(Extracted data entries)

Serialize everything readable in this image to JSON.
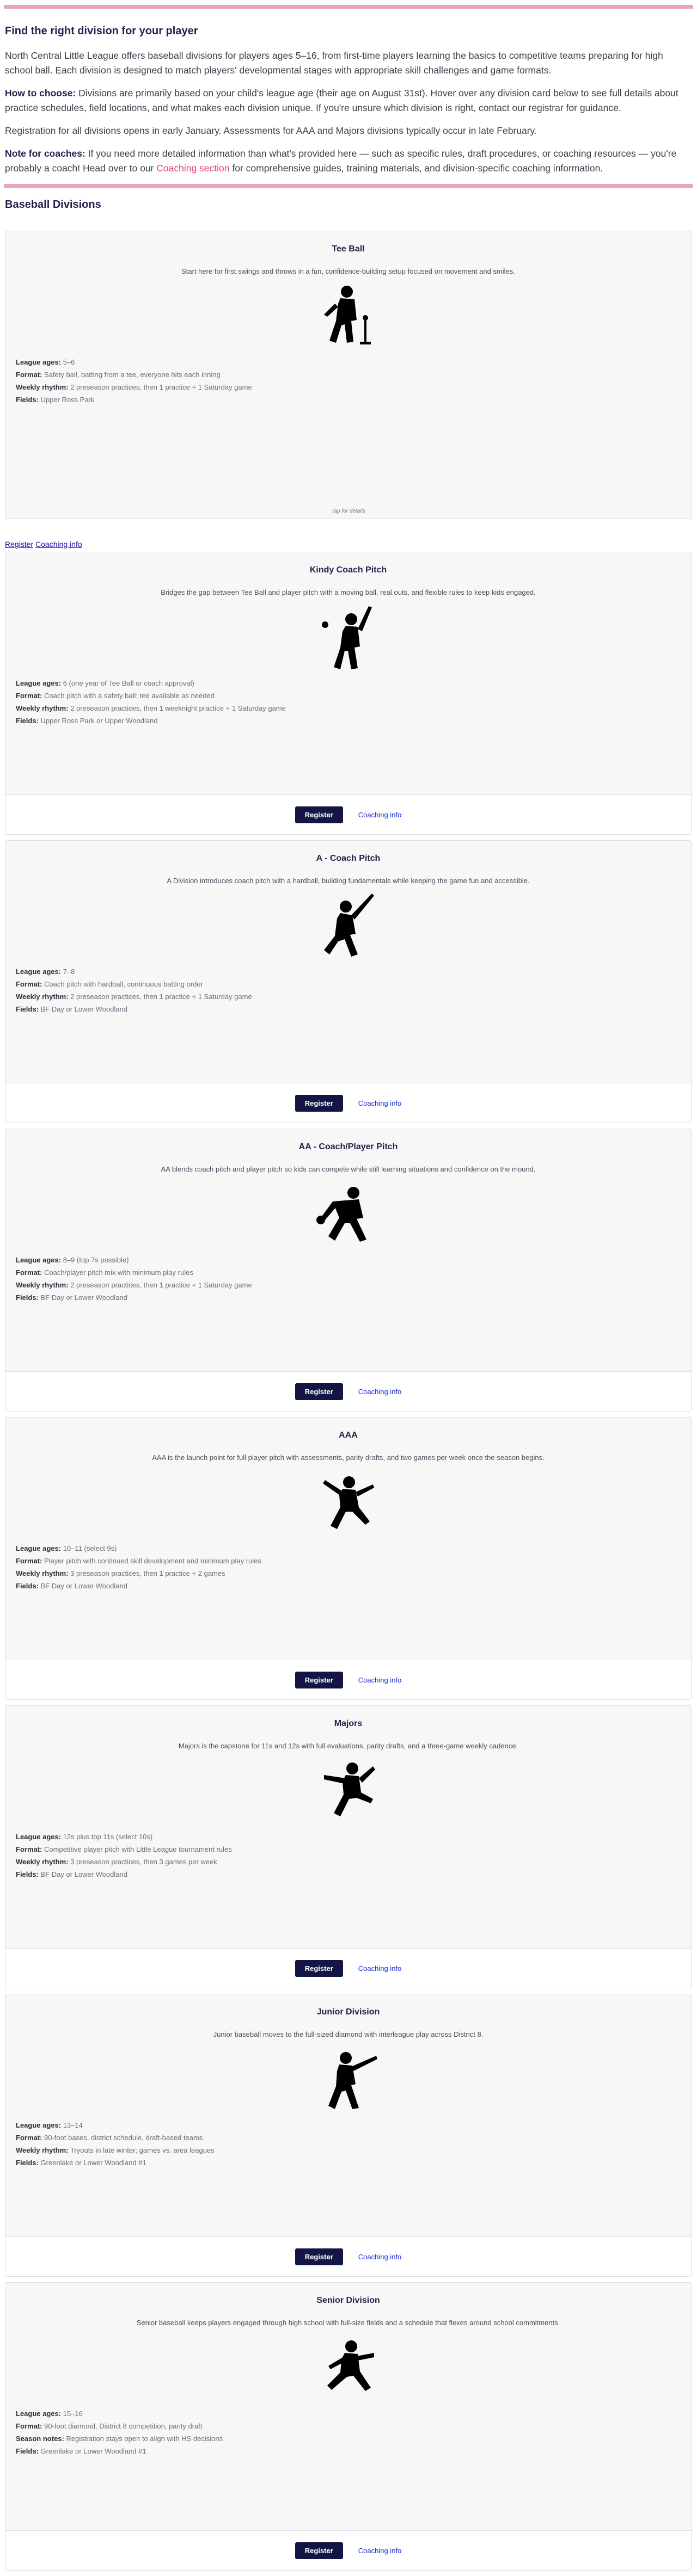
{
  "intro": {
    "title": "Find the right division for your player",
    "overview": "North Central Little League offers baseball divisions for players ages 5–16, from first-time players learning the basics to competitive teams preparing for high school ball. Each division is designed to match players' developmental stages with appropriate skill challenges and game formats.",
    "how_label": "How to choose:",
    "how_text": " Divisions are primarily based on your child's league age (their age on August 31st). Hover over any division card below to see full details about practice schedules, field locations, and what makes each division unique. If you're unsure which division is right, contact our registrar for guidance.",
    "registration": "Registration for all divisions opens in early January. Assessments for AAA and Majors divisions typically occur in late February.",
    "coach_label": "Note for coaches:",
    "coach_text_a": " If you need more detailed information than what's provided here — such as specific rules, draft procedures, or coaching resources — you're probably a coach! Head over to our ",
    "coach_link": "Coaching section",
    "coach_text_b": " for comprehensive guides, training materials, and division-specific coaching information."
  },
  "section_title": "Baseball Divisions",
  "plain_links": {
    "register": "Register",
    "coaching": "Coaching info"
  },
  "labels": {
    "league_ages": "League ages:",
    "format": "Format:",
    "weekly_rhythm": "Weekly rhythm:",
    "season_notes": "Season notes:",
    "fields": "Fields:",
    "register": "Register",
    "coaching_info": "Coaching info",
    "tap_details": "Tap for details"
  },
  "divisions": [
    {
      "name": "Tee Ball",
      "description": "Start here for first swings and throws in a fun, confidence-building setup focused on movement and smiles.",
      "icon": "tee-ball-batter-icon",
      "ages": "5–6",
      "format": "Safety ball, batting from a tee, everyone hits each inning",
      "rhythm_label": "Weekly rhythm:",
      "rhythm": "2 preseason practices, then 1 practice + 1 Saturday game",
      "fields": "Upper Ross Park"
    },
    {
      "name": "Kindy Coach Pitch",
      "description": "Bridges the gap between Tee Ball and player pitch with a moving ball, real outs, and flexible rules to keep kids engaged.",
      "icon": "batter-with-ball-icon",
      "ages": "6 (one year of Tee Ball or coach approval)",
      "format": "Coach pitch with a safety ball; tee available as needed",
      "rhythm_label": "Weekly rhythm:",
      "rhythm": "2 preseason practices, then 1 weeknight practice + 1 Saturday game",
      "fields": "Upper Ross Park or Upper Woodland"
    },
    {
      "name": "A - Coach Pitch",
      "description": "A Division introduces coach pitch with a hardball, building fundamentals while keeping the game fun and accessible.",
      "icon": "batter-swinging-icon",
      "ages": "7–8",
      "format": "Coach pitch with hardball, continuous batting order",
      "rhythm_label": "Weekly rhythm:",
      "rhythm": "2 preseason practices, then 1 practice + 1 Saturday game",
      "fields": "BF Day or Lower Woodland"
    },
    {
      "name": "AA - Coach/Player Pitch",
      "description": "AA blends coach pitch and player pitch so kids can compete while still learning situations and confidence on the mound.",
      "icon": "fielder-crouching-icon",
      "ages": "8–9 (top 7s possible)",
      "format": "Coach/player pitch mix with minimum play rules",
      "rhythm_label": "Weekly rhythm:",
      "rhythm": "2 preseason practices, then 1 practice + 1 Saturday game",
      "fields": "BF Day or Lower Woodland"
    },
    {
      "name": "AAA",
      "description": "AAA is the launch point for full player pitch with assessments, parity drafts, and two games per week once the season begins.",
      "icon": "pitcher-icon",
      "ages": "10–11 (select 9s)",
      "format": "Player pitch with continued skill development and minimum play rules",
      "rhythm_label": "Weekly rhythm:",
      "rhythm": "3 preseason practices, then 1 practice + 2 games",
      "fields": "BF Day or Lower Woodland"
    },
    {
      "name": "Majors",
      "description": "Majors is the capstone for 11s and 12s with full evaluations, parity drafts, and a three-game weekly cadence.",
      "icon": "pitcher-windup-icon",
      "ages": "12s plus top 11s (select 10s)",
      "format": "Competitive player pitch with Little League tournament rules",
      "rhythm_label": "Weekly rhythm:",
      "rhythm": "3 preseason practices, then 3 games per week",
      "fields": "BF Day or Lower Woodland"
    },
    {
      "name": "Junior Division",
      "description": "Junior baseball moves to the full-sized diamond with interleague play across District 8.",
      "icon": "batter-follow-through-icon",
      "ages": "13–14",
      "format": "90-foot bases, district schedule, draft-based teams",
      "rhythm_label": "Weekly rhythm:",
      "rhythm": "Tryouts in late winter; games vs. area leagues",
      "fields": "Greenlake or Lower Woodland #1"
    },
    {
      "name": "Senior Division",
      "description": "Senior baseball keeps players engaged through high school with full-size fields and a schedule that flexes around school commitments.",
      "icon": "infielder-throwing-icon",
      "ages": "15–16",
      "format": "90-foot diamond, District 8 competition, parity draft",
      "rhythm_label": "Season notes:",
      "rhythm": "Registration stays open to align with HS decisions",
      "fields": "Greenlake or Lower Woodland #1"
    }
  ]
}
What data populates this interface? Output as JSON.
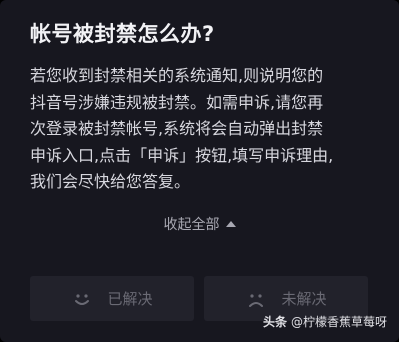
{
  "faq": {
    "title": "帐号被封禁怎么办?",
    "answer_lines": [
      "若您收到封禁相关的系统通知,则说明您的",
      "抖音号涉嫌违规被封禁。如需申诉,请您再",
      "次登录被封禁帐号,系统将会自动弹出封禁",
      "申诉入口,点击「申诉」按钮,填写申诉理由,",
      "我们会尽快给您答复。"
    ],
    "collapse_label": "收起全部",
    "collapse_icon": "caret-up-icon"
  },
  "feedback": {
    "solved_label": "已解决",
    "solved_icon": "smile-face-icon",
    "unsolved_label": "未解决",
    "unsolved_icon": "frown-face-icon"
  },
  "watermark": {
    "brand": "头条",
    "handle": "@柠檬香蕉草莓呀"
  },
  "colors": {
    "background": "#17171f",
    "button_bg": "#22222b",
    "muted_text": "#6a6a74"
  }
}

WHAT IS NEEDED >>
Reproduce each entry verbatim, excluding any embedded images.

EXPECTED ANSWER >>
Serialize everything readable in this image to JSON.
{
  "intro": {
    "title": "Find the right division for your player",
    "overview": "North Central Little League offers baseball divisions for players ages 5–16, from first-time players learning the basics to competitive teams preparing for high school ball. Each division is designed to match players' developmental stages with appropriate skill challenges and game formats.",
    "how_label": "How to choose:",
    "how_text": " Divisions are primarily based on your child's league age (their age on August 31st). Hover over any division card below to see full details about practice schedules, field locations, and what makes each division unique. If you're unsure which division is right, contact our registrar for guidance.",
    "registration": "Registration for all divisions opens in early January. Assessments for AAA and Majors divisions typically occur in late February.",
    "coach_label": "Note for coaches:",
    "coach_text_a": " If you need more detailed information than what's provided here — such as specific rules, draft procedures, or coaching resources — you're probably a coach! Head over to our ",
    "coach_link": "Coaching section",
    "coach_text_b": " for comprehensive guides, training materials, and division-specific coaching information."
  },
  "section_title": "Baseball Divisions",
  "plain_links": {
    "register": "Register",
    "coaching": "Coaching info"
  },
  "labels": {
    "league_ages": "League ages:",
    "format": "Format:",
    "weekly_rhythm": "Weekly rhythm:",
    "season_notes": "Season notes:",
    "fields": "Fields:",
    "register": "Register",
    "coaching_info": "Coaching info",
    "tap_details": "Tap for details"
  },
  "divisions": [
    {
      "name": "Tee Ball",
      "description": "Start here for first swings and throws in a fun, confidence-building setup focused on movement and smiles.",
      "icon": "tee-ball-batter-icon",
      "ages": "5–6",
      "format": "Safety ball, batting from a tee, everyone hits each inning",
      "rhythm_label": "Weekly rhythm:",
      "rhythm": "2 preseason practices, then 1 practice + 1 Saturday game",
      "fields": "Upper Ross Park"
    },
    {
      "name": "Kindy Coach Pitch",
      "description": "Bridges the gap between Tee Ball and player pitch with a moving ball, real outs, and flexible rules to keep kids engaged.",
      "icon": "batter-with-ball-icon",
      "ages": "6 (one year of Tee Ball or coach approval)",
      "format": "Coach pitch with a safety ball; tee available as needed",
      "rhythm_label": "Weekly rhythm:",
      "rhythm": "2 preseason practices, then 1 weeknight practice + 1 Saturday game",
      "fields": "Upper Ross Park or Upper Woodland"
    },
    {
      "name": "A - Coach Pitch",
      "description": "A Division introduces coach pitch with a hardball, building fundamentals while keeping the game fun and accessible.",
      "icon": "batter-swinging-icon",
      "ages": "7–8",
      "format": "Coach pitch with hardball, continuous batting order",
      "rhythm_label": "Weekly rhythm:",
      "rhythm": "2 preseason practices, then 1 practice + 1 Saturday game",
      "fields": "BF Day or Lower Woodland"
    },
    {
      "name": "AA - Coach/Player Pitch",
      "description": "AA blends coach pitch and player pitch so kids can compete while still learning situations and confidence on the mound.",
      "icon": "fielder-crouching-icon",
      "ages": "8–9 (top 7s possible)",
      "format": "Coach/player pitch mix with minimum play rules",
      "rhythm_label": "Weekly rhythm:",
      "rhythm": "2 preseason practices, then 1 practice + 1 Saturday game",
      "fields": "BF Day or Lower Woodland"
    },
    {
      "name": "AAA",
      "description": "AAA is the launch point for full player pitch with assessments, parity drafts, and two games per week once the season begins.",
      "icon": "pitcher-icon",
      "ages": "10–11 (select 9s)",
      "format": "Player pitch with continued skill development and minimum play rules",
      "rhythm_label": "Weekly rhythm:",
      "rhythm": "3 preseason practices, then 1 practice + 2 games",
      "fields": "BF Day or Lower Woodland"
    },
    {
      "name": "Majors",
      "description": "Majors is the capstone for 11s and 12s with full evaluations, parity drafts, and a three-game weekly cadence.",
      "icon": "pitcher-windup-icon",
      "ages": "12s plus top 11s (select 10s)",
      "format": "Competitive player pitch with Little League tournament rules",
      "rhythm_label": "Weekly rhythm:",
      "rhythm": "3 preseason practices, then 3 games per week",
      "fields": "BF Day or Lower Woodland"
    },
    {
      "name": "Junior Division",
      "description": "Junior baseball moves to the full-sized diamond with interleague play across District 8.",
      "icon": "batter-follow-through-icon",
      "ages": "13–14",
      "format": "90-foot bases, district schedule, draft-based teams",
      "rhythm_label": "Weekly rhythm:",
      "rhythm": "Tryouts in late winter; games vs. area leagues",
      "fields": "Greenlake or Lower Woodland #1"
    },
    {
      "name": "Senior Division",
      "description": "Senior baseball keeps players engaged through high school with full-size fields and a schedule that flexes around school commitments.",
      "icon": "infielder-throwing-icon",
      "ages": "15–16",
      "format": "90-foot diamond, District 8 competition, parity draft",
      "rhythm_label": "Season notes:",
      "rhythm": "Registration stays open to align with HS decisions",
      "fields": "Greenlake or Lower Woodland #1"
    }
  ]
}
What data populates this interface? Output as JSON.
{
  "faq": {
    "title": "帐号被封禁怎么办?",
    "answer_lines": [
      "若您收到封禁相关的系统通知,则说明您的",
      "抖音号涉嫌违规被封禁。如需申诉,请您再",
      "次登录被封禁帐号,系统将会自动弹出封禁",
      "申诉入口,点击「申诉」按钮,填写申诉理由,",
      "我们会尽快给您答复。"
    ],
    "collapse_label": "收起全部",
    "collapse_icon": "caret-up-icon"
  },
  "feedback": {
    "solved_label": "已解决",
    "solved_icon": "smile-face-icon",
    "unsolved_label": "未解决",
    "unsolved_icon": "frown-face-icon"
  },
  "watermark": {
    "brand": "头条",
    "handle": "@柠檬香蕉草莓呀"
  },
  "colors": {
    "background": "#17171f",
    "button_bg": "#22222b",
    "muted_text": "#6a6a74"
  }
}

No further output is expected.